━━ RECORDS PROVIDED ━━

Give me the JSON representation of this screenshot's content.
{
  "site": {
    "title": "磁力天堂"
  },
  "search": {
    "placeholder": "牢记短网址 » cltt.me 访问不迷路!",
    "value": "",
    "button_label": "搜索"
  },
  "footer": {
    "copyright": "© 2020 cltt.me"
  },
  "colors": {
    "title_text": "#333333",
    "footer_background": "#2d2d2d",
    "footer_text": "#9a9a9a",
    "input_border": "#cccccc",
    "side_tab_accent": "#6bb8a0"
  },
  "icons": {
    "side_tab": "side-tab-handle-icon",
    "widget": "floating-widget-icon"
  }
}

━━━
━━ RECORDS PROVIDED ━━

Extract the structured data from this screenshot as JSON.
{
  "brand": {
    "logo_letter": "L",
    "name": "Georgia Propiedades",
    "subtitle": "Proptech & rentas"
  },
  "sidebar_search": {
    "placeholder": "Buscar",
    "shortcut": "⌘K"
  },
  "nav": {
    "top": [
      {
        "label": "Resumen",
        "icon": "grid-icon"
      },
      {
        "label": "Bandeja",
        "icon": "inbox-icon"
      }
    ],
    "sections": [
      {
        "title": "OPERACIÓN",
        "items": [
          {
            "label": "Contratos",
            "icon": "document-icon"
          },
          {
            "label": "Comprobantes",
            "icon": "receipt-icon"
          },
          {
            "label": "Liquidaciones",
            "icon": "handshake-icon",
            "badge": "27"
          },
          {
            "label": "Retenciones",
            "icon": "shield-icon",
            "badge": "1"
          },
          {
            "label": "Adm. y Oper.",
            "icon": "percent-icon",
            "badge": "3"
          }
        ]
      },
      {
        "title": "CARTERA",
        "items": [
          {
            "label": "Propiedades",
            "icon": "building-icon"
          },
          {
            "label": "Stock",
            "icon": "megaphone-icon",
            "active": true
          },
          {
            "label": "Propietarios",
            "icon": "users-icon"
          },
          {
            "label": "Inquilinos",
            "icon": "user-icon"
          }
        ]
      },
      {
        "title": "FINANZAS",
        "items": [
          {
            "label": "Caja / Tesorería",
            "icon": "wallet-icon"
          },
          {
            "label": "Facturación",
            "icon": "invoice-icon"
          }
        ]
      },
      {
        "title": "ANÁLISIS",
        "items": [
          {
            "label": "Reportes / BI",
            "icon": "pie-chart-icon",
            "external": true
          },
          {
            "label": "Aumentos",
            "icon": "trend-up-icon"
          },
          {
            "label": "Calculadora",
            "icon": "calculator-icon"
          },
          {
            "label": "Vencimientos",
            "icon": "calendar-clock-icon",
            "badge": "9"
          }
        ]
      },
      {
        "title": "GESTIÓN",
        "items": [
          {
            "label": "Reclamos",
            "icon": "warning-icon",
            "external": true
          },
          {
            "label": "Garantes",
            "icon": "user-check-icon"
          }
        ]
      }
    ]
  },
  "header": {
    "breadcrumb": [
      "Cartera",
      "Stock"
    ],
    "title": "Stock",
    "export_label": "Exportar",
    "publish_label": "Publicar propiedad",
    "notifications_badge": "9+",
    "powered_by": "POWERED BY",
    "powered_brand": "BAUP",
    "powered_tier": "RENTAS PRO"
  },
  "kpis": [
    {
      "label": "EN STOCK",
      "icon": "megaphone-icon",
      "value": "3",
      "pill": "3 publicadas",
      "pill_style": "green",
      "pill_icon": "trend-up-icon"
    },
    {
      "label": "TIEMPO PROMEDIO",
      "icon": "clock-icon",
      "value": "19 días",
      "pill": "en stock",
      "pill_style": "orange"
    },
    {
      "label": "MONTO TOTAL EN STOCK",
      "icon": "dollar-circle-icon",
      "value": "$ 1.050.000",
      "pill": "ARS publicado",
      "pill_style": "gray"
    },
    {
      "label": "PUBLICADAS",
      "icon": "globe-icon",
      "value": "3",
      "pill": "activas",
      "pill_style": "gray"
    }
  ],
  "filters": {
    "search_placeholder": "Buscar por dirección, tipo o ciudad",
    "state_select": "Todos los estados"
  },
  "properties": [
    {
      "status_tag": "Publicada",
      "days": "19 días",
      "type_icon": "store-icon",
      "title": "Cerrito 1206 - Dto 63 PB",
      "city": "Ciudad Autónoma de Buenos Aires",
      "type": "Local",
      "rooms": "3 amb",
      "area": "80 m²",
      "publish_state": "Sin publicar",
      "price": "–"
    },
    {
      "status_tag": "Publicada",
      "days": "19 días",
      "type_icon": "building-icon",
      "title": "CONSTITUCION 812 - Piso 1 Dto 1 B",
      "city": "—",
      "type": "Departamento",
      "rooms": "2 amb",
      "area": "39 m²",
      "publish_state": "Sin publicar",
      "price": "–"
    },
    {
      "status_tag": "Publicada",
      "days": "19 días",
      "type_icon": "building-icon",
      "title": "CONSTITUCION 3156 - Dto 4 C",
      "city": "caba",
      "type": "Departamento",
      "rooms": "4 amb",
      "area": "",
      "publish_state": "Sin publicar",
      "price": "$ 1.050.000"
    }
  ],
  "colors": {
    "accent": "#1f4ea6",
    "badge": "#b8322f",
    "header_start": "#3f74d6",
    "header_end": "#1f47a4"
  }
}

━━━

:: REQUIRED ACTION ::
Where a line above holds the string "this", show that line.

:: ANSWER FOR THE TASK ::
Give me the JSON representation of this screenshot's content.
Extract the structured data from this screenshot as JSON.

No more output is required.